Exercise brief:
Filter this material down to the lines that hold "Buku", copying each one.

>>>>>

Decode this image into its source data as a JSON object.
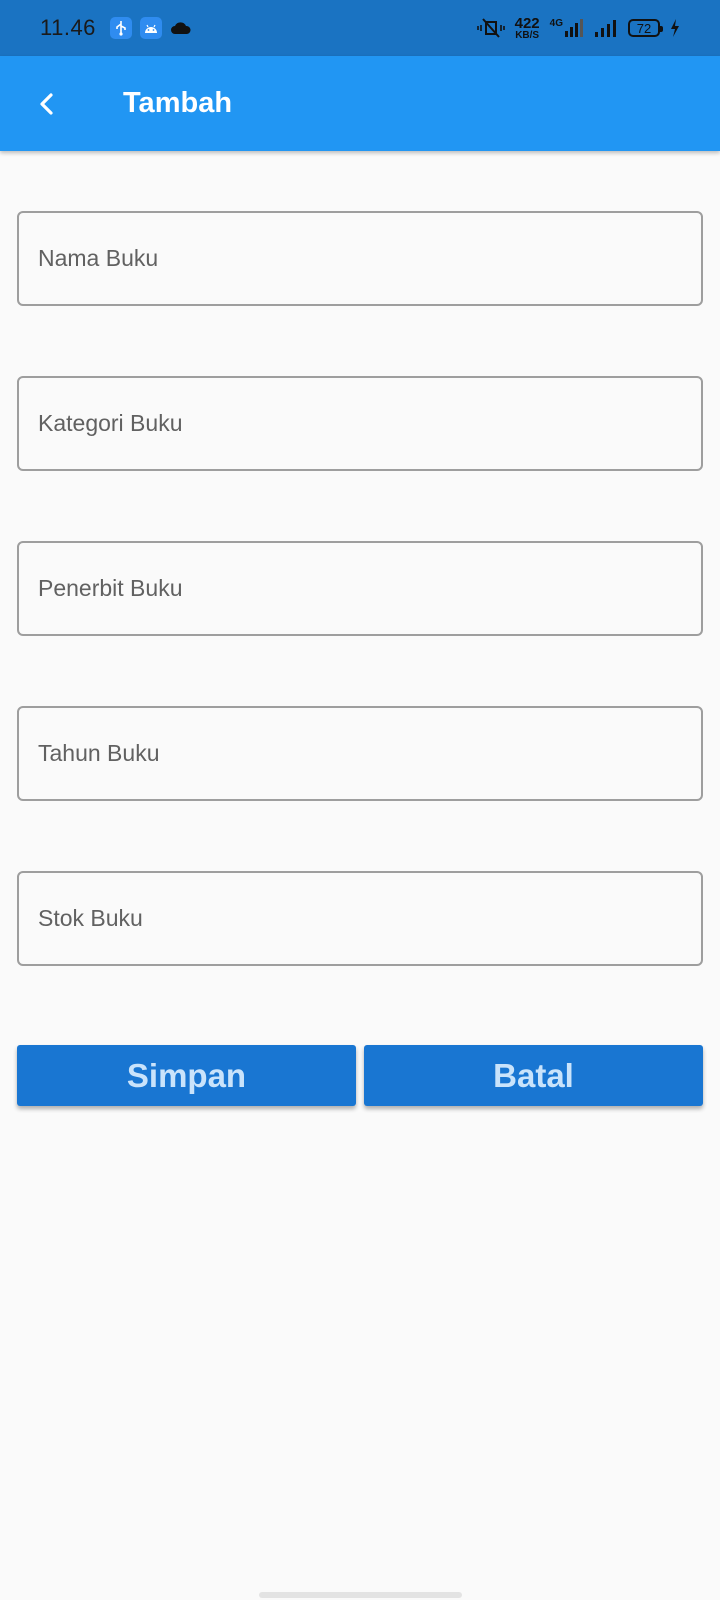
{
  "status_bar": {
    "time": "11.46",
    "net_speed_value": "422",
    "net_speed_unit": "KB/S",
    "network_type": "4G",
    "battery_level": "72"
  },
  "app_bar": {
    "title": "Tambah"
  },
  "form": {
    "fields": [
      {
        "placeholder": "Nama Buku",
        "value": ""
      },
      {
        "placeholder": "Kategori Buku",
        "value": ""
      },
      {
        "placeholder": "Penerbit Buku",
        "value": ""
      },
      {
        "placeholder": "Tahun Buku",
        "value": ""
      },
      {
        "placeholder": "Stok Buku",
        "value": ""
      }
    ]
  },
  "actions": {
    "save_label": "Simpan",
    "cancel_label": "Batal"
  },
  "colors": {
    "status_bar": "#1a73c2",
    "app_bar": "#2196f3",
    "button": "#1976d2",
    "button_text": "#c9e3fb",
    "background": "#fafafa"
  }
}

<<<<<

Result of this exercise:
        "placeholder": "Nama Buku",
        "placeholder": "Kategori Buku",
        "placeholder": "Penerbit Buku",
        "placeholder": "Tahun Buku",
        "placeholder": "Stok Buku",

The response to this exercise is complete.